My mother used to say how glad she was to be an Earthling—an expression of joy. Tonight I was feeling just what she meant. In fact, I often do. There is something so incredibly ecstatic about existing at all. Why is there something rather than nothing? Why is there “me” rather than “not-me”? Yet there is something—there is a me, an “I”. I’m sure we’ve all wondered about these things, and that very wondering points to the heart of the matter, to the sheer mystery that lies at the center of who we are, and points us outward to the mystery of creation, and ultimately to the Mystery who is the origin and end and context of all of this: the Love that lures us out of ourselves.
Where to begin? On one end, try to take in the incomprehensibly vast magnitude of the universe, a universe in unending nativity (to quote from a medieval source)—the staggering size of it all. On another end, watch the tiniest little insect crawling on the inside of a flower; then let your mind dive into the atomic and subatomic inner world of the flower itself—as virtually infinite in that direction as the heavens are in another. And we are the embodiment of matter and spirit living at the crossroad of these infinities.
We do so many “crazy” things to try to take in what it means to live at the crossroad of infinities. I, for instance, became certified as a scuba diver so I could get some sense of what the 90% that we’re missing on the surface looks like; have jumped out of an airplane (in a thrilling tandem drive); have climbed to the top of Mount Whitney and hiked part of the Appalachian trail; and am currently contemplating a deep sea fishing trip on San Francisco Bay. And, as a theologian, I have wondered about these things in another, more intellectual, and also faith-filled sense. We mere mortals cannot possibly do enough to try to grasp the multiplicity of it all. The sheer beauty and endless variety of life (and lifeless matter) on Earth never fail to bedazzle us and to draw us in to new adventures.
But that is not all. There is music and art and literature and sculpture and architecture—organic expressions of the transcendence of the human spirit—all proportioned to the human body and our physical belonging to a planet, a universe. On a more mundane plane, there is the freedom of moving in water, of sailing on a bike, of strolling slowly through a rose garden, not to mention the thrill of watching a three-point basket that goes straight through the rim like magic. There are flowers and birds and dogs and cats, and also some very weird animals—in unimaginable abundance. And bread, and wine and cheese and chocolate and luscious fruit.

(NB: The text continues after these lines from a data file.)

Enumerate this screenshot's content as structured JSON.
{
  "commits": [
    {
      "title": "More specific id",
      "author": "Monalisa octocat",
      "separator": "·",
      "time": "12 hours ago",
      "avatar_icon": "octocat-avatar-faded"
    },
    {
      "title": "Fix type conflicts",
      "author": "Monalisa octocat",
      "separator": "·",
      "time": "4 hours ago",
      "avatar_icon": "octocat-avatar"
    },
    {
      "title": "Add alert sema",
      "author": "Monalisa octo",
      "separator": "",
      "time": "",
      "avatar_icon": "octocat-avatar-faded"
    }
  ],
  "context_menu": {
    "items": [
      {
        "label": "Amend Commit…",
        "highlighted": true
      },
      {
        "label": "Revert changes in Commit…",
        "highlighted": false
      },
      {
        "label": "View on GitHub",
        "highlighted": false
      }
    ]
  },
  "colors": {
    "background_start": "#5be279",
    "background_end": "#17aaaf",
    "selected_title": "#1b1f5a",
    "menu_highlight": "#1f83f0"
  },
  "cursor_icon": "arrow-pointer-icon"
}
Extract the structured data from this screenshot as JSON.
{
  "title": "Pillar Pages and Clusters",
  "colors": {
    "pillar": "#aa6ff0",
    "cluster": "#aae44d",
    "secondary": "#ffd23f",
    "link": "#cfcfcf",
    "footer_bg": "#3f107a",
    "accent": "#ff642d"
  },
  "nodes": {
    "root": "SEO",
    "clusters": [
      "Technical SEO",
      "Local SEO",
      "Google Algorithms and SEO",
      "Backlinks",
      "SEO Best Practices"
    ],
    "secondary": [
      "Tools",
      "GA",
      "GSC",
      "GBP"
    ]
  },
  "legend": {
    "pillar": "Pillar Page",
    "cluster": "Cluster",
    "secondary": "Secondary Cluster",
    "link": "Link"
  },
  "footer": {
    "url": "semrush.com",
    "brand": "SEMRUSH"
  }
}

And there are people! When I look at any one person, much less thousands gathered inside a stadium, I try to contain within myself the sheer miracle that each of them—each of us—is a whole universe of feelings, emotions, thoughts, fears, desires, confusion, imagination, day-dreaming, aspiration, prayer: a whole universe gazing out beyond the center onto the world out there through the miracle of our eyes. Yet we are also like one another, no matter the variation among us, the uniqueness of each of us. We are seeing, in a physical sense, more or less the same thing, yet each from a unique perspective. We each have bodies, however imperfect and ultimately unreliable, that tie us down to the planet and remind us of our mortality. Yet, as Paul reminds us, they are also reminders of our immortality—another wonder. We are all in this together, yet also, each of us is ultimately alone.
That is why savoring solitude is so essential to happiness. We cannot spend all our time with one other, no matter how extroverted we may be; we need to retreat now and then, if not consistently, into the gift of our ineluctable aloneness. In that solitude, as much as in the crowd, we are reminded that, in addition to the good and the wonder, there is much darkness on this planet, too. There is the “mystery” of evil, of the fact that we humans, no matter how hard some may try, seem to succeed in befouling our green acre. There seems to be a “Satan” lurking among us. Perhaps it is not always good to be an Earthling. But there are also reminders that the way we find things is not how they are “meant” to be. I lived in the flat above a young man and his mother for years, Steve and Rose. Steve was a sweet person whose intellectual and physical capacities were severely diminished. He was incapable of sin. Imagine that—a human being incapable of sin! Yet they, too, exist, as part of this incredible planet, and I have known one or two. Theirs is an even better state than that of the angels (if you believe in them, as I chose to). Only an Earthling could see that.
Despite the worst forms of evil imaginable, the worst that human beings can do, the worst tragedies we can endure, we have some remnants left of the capacity to love, a capacity that we carry with us, a treasure on which we can freely draw. I am speaking of a love that runs deeper than mere perseverance, although it involves that; a love that comes as gift, and only grows through time, as we choose to allow it to do so. It is really possible to love someone over the long haul, through the ending, and into death itself. It is possible for the dying to say in the twilight of the final moments of consciousness, “I love you, and always will,” and to let themselves die into this loving. Only an Earthling can do that. Only an Earthling can know tears of sadness, tinged with the joy of a gratitude too deep to fathom. I have known this; I have been given this gift from the dying. And that’s why, looking at the sway of our otherwise vain natures, I know there to be God—God who frees us from ourselves by the power of a love so powerful in its offer that nothing can overcome it.
I think my mother saw all this, which explains to me why the dominant tone of her final years was joy.